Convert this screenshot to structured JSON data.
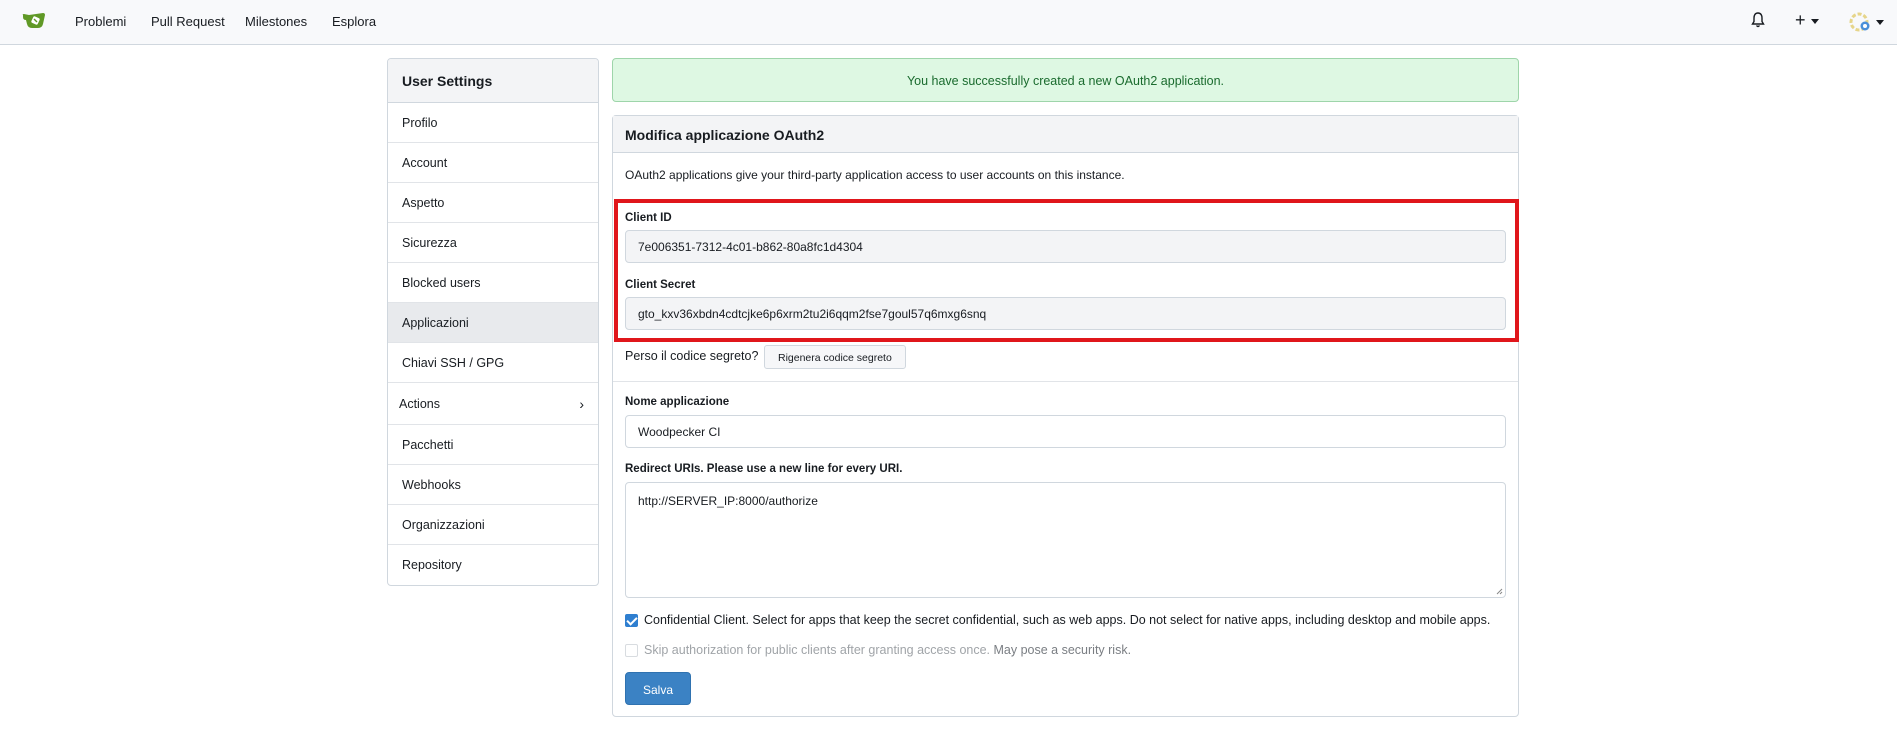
{
  "nav": {
    "links": [
      "Problemi",
      "Pull Request",
      "Milestones",
      "Esplora"
    ],
    "plus_label": "+"
  },
  "sidebar": {
    "title": "User Settings",
    "items": [
      {
        "label": "Profilo"
      },
      {
        "label": "Account"
      },
      {
        "label": "Aspetto"
      },
      {
        "label": "Sicurezza"
      },
      {
        "label": "Blocked users"
      },
      {
        "label": "Applicazioni",
        "active": true
      },
      {
        "label": "Chiavi SSH / GPG"
      },
      {
        "label": "Actions"
      },
      {
        "label": "Pacchetti"
      },
      {
        "label": "Webhooks"
      },
      {
        "label": "Organizzazioni"
      },
      {
        "label": "Repository"
      }
    ]
  },
  "alert": {
    "message": "You have successfully created a new OAuth2 application."
  },
  "app": {
    "header": "Modifica applicazione OAuth2",
    "description": "OAuth2 applications give your third-party application access to user accounts on this instance.",
    "client_id_label": "Client ID",
    "client_id": "7e006351-7312-4c01-b862-80a8fc1d4304",
    "client_secret_label": "Client Secret",
    "client_secret": "gto_kxv36xbdn4cdtcjke6p6xrm2tu2i6qqm2fse7goul57q6mxg6snq",
    "lost_secret_text": "Perso il codice segreto?",
    "regenerate_label": "Rigenera codice segreto",
    "name_label": "Nome applicazione",
    "name_value": "Woodpecker CI",
    "redirect_label": "Redirect URIs. Please use a new line for every URI.",
    "redirect_value": "http://SERVER_IP:8000/authorize",
    "confidential_label": "Confidential Client. Select for apps that keep the secret confidential, such as web apps. Do not select for native apps, including desktop and mobile apps.",
    "skip_auth_label": "Skip authorization for public clients after granting access once.",
    "skip_auth_risk": "May pose a security risk.",
    "save_label": "Salva"
  },
  "colors": {
    "highlight": "#e0161b",
    "primary": "#3b82c4",
    "alert_bg": "#def8e3"
  }
}
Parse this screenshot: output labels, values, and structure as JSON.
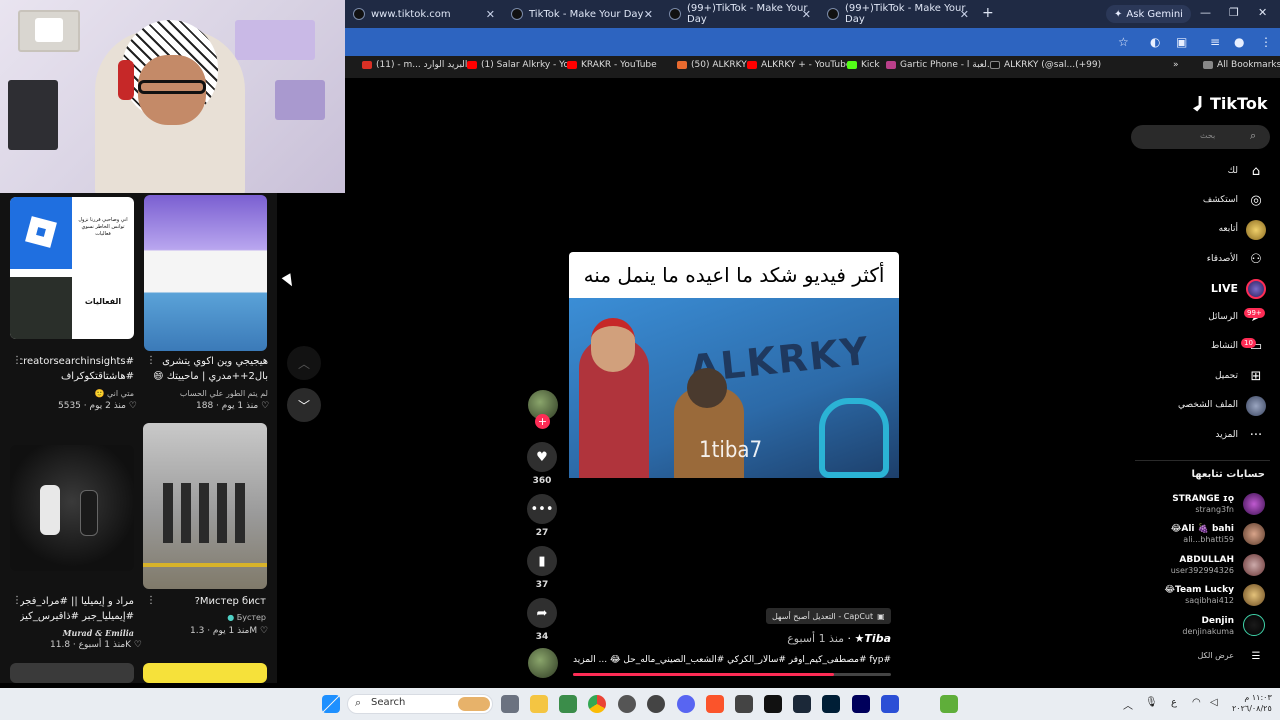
{
  "browser": {
    "tabs": [
      {
        "label": "www.tiktok.com"
      },
      {
        "label": "TikTok - Make Your Day"
      },
      {
        "label": "(99+)TikTok - Make Your Day"
      },
      {
        "label": "(99+)TikTok - Make Your Day"
      }
    ],
    "new_tab": "+",
    "ask_gemini": "Ask Gemini",
    "bookmarks": [
      {
        "label": "(11) - m... البريد الوارد",
        "color": "#d93025"
      },
      {
        "label": "(1) Salar Alkrky - Yo...",
        "color": "#ff0000"
      },
      {
        "label": "KRAKR - YouTube",
        "color": "#ff0000"
      },
      {
        "label": "(50) ALKRKY",
        "color": "#e86a2f"
      },
      {
        "label": "ALKRKY + - YouTube",
        "color": "#ff0000"
      },
      {
        "label": "Kick",
        "color": "#53fc18"
      },
      {
        "label": "Gartic Phone - لعبة ا...",
        "color": "#b93f8a"
      },
      {
        "label": "ALKRKY (@sal...(+99)",
        "color": "#111111"
      }
    ],
    "all_bookmarks": "All Bookmarks"
  },
  "left_panel": {
    "cards": [
      {
        "title": "#creatorsearchinsights",
        "sub": "#هاشتاقتكوكراف",
        "author": "متي اني 🙂",
        "likes": "5535",
        "age": "منذ 2 يوم"
      },
      {
        "title": "هيجيجي وين اكوي يتشرى",
        "sub": "بال2++مدري | ماحييتك 😄 ...",
        "author": "لم يتم الطور علي الحساب",
        "likes": "188",
        "age": "منذ 1 يوم"
      },
      {
        "title": "مراد و إيميليا || #مراد_فجر",
        "sub": "#إيميليا_جبر #ذاقيرس_كيز...",
        "author": "Murad & Emilia",
        "likes": "11.8K",
        "age": "منذ 1 أسبوع"
      },
      {
        "title": "Мистер бист?",
        "sub": "",
        "author": "Бустер",
        "likes": "1.3M",
        "age": "منذ 1 يوم"
      }
    ],
    "thumb_text": {
      "roblox_caption": "الفعاليات",
      "roblox_note": "اني وصاحبي قررنا نزول توانس الخاطر نسوي فعاليات"
    }
  },
  "video": {
    "caption": "أكثر فيديو شكد ما اعيده ما ينمل منه",
    "logo": "ALKRKY",
    "watermark": "1tiba7",
    "likes": "360",
    "comments": "27",
    "saves": "37",
    "shares": "34",
    "capcut": "CapCut - التعديل أصبح أسهل",
    "author": "Tiba★",
    "age": "منذ 1 أسبوع",
    "description": "#fyp #مصطفى_كيم_اوفر #سالار_الكركي #الشعب_الصيني_ماله_حل 😂 ... المزيد",
    "progress": 0.82
  },
  "sidebar": {
    "logo": "TikTok",
    "search_placeholder": "بحث",
    "items": [
      {
        "label": "لك"
      },
      {
        "label": "استكشف"
      },
      {
        "label": "أتابعه"
      },
      {
        "label": "الأصدقاء"
      },
      {
        "label": "LIVE"
      },
      {
        "label": "الرسائل",
        "badge": "99+"
      },
      {
        "label": "النشاط",
        "badge": "10"
      },
      {
        "label": "تحميل"
      },
      {
        "label": "الملف الشخصي"
      },
      {
        "label": "المزيد"
      }
    ],
    "following_title": "حسابات تتابعها",
    "following": [
      {
        "name": "STRANGE ɪǫ",
        "handle": "strang3fn"
      },
      {
        "name": "😂Ali 🍇 bahi",
        "handle": "ali...bhatti59"
      },
      {
        "name": "ABDULLAH",
        "handle": "user392994326"
      },
      {
        "name": "😂Team Lucky",
        "handle": "saqibhai412"
      },
      {
        "name": "Denjin",
        "handle": "denjinakuma"
      }
    ],
    "see_all": "عرض الكل"
  },
  "taskbar": {
    "search": "Search",
    "clock_time": "١١:٠٣ م",
    "clock_date": "٢٠٢٦/٠٨/٢٥",
    "lang": "ع"
  }
}
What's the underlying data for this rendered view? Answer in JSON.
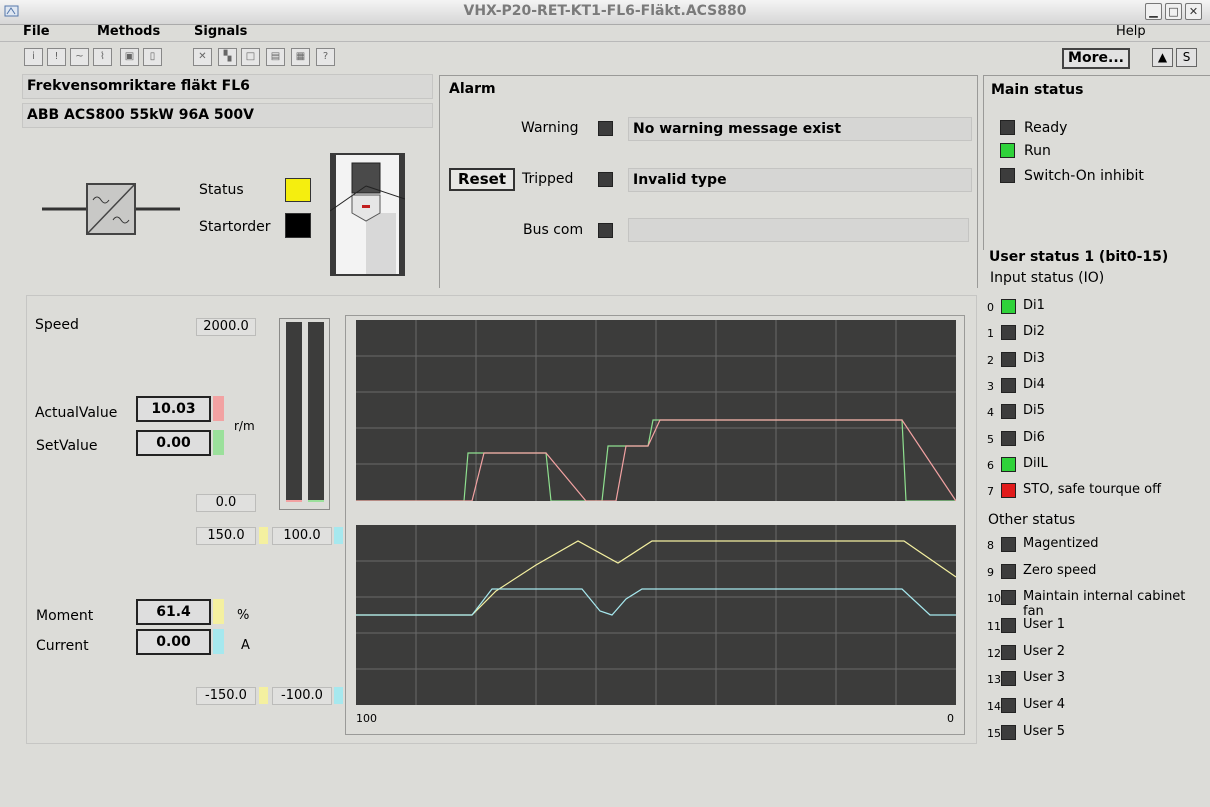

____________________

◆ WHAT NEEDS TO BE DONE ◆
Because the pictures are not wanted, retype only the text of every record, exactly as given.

◆ SOLUTION TO THIS EXERCISE ◆
Convert this screenshot to structured JSON data.
{
  "nav": {
    "links": [
      "Problemi",
      "Pull Request",
      "Milestones",
      "Esplora"
    ],
    "plus_label": "+"
  },
  "sidebar": {
    "title": "User Settings",
    "items": [
      {
        "label": "Profilo"
      },
      {
        "label": "Account"
      },
      {
        "label": "Aspetto"
      },
      {
        "label": "Sicurezza"
      },
      {
        "label": "Blocked users"
      },
      {
        "label": "Applicazioni",
        "active": true
      },
      {
        "label": "Chiavi SSH / GPG"
      },
      {
        "label": "Actions"
      },
      {
        "label": "Pacchetti"
      },
      {
        "label": "Webhooks"
      },
      {
        "label": "Organizzazioni"
      },
      {
        "label": "Repository"
      }
    ]
  },
  "alert": {
    "message": "You have successfully created a new OAuth2 application."
  },
  "app": {
    "header": "Modifica applicazione OAuth2",
    "description": "OAuth2 applications give your third-party application access to user accounts on this instance.",
    "client_id_label": "Client ID",
    "client_id": "7e006351-7312-4c01-b862-80a8fc1d4304",
    "client_secret_label": "Client Secret",
    "client_secret": "gto_kxv36xbdn4cdtcjke6p6xrm2tu2i6qqm2fse7goul57q6mxg6snq",
    "lost_secret_text": "Perso il codice segreto?",
    "regenerate_label": "Rigenera codice segreto",
    "name_label": "Nome applicazione",
    "name_value": "Woodpecker CI",
    "redirect_label": "Redirect URIs. Please use a new line for every URI.",
    "redirect_value": "http://SERVER_IP:8000/authorize",
    "confidential_label": "Confidential Client. Select for apps that keep the secret confidential, such as web apps. Do not select for native apps, including desktop and mobile apps.",
    "skip_auth_label": "Skip authorization for public clients after granting access once.",
    "skip_auth_risk": "May pose a security risk.",
    "save_label": "Salva"
  },
  "colors": {
    "highlight": "#e0161b",
    "primary": "#3b82c4",
    "alert_bg": "#def8e3"
  }
}
Parse this screenshot: output labels, values, and structure as JSON.
{
  "browser": {
    "tabs": [
      {
        "label": "www.tiktok.com"
      },
      {
        "label": "TikTok - Make Your Day"
      },
      {
        "label": "(99+)TikTok - Make Your Day"
      },
      {
        "label": "(99+)TikTok - Make Your Day"
      }
    ],
    "new_tab": "+",
    "ask_gemini": "Ask Gemini",
    "bookmarks": [
      {
        "label": "(11) - m... البريد الوارد",
        "color": "#d93025"
      },
      {
        "label": "(1) Salar Alkrky - Yo...",
        "color": "#ff0000"
      },
      {
        "label": "KRAKR - YouTube",
        "color": "#ff0000"
      },
      {
        "label": "(50) ALKRKY",
        "color": "#e86a2f"
      },
      {
        "label": "ALKRKY + - YouTube",
        "color": "#ff0000"
      },
      {
        "label": "Kick",
        "color": "#53fc18"
      },
      {
        "label": "Gartic Phone - لعبة ا...",
        "color": "#b93f8a"
      },
      {
        "label": "ALKRKY (@sal...(+99)",
        "color": "#111111"
      }
    ],
    "all_bookmarks": "All Bookmarks"
  },
  "left_panel": {
    "cards": [
      {
        "title": "#creatorsearchinsights",
        "sub": "#هاشتاقتكوكراف",
        "author": "متي اني 🙂",
        "likes": "5535",
        "age": "منذ 2 يوم"
      },
      {
        "title": "هيجيجي وين اكوي يتشرى",
        "sub": "بال2++مدري | ماحييتك 😄 ...",
        "author": "لم يتم الطور علي الحساب",
        "likes": "188",
        "age": "منذ 1 يوم"
      },
      {
        "title": "مراد و إيميليا || #مراد_فجر",
        "sub": "#إيميليا_جبر #ذاقيرس_كيز...",
        "author": "Murad & Emilia",
        "likes": "11.8K",
        "age": "منذ 1 أسبوع"
      },
      {
        "title": "Мистер бист?",
        "sub": "",
        "author": "Бустер",
        "likes": "1.3M",
        "age": "منذ 1 يوم"
      }
    ],
    "thumb_text": {
      "roblox_caption": "الفعاليات",
      "roblox_note": "اني وصاحبي قررنا نزول توانس الخاطر نسوي فعاليات"
    }
  },
  "video": {
    "caption": "أكثر فيديو شكد ما اعيده ما ينمل منه",
    "logo": "ALKRKY",
    "watermark": "1tiba7",
    "likes": "360",
    "comments": "27",
    "saves": "37",
    "shares": "34",
    "capcut": "CapCut - التعديل أصبح أسهل",
    "author": "Tiba★",
    "age": "منذ 1 أسبوع",
    "description": "#fyp #مصطفى_كيم_اوفر #سالار_الكركي #الشعب_الصيني_ماله_حل 😂 ... المزيد",
    "progress": 0.82
  },
  "sidebar": {
    "logo": "TikTok",
    "search_placeholder": "بحث",
    "items": [
      {
        "label": "لك"
      },
      {
        "label": "استكشف"
      },
      {
        "label": "أتابعه"
      },
      {
        "label": "الأصدقاء"
      },
      {
        "label": "LIVE"
      },
      {
        "label": "الرسائل",
        "badge": "99+"
      },
      {
        "label": "النشاط",
        "badge": "10"
      },
      {
        "label": "تحميل"
      },
      {
        "label": "الملف الشخصي"
      },
      {
        "label": "المزيد"
      }
    ],
    "following_title": "حسابات تتابعها",
    "following": [
      {
        "name": "STRANGE ɪǫ",
        "handle": "strang3fn"
      },
      {
        "name": "😂Ali 🍇 bahi",
        "handle": "ali...bhatti59"
      },
      {
        "name": "ABDULLAH",
        "handle": "user392994326"
      },
      {
        "name": "😂Team Lucky",
        "handle": "saqibhai412"
      },
      {
        "name": "Denjin",
        "handle": "denjinakuma"
      }
    ],
    "see_all": "عرض الكل"
  },
  "taskbar": {
    "search": "Search",
    "clock_time": "١١:٠٣ م",
    "clock_date": "٢٠٢٦/٠٨/٢٥",
    "lang": "ع"
  }
}
What's the underlying data for this rendered view? Answer in JSON.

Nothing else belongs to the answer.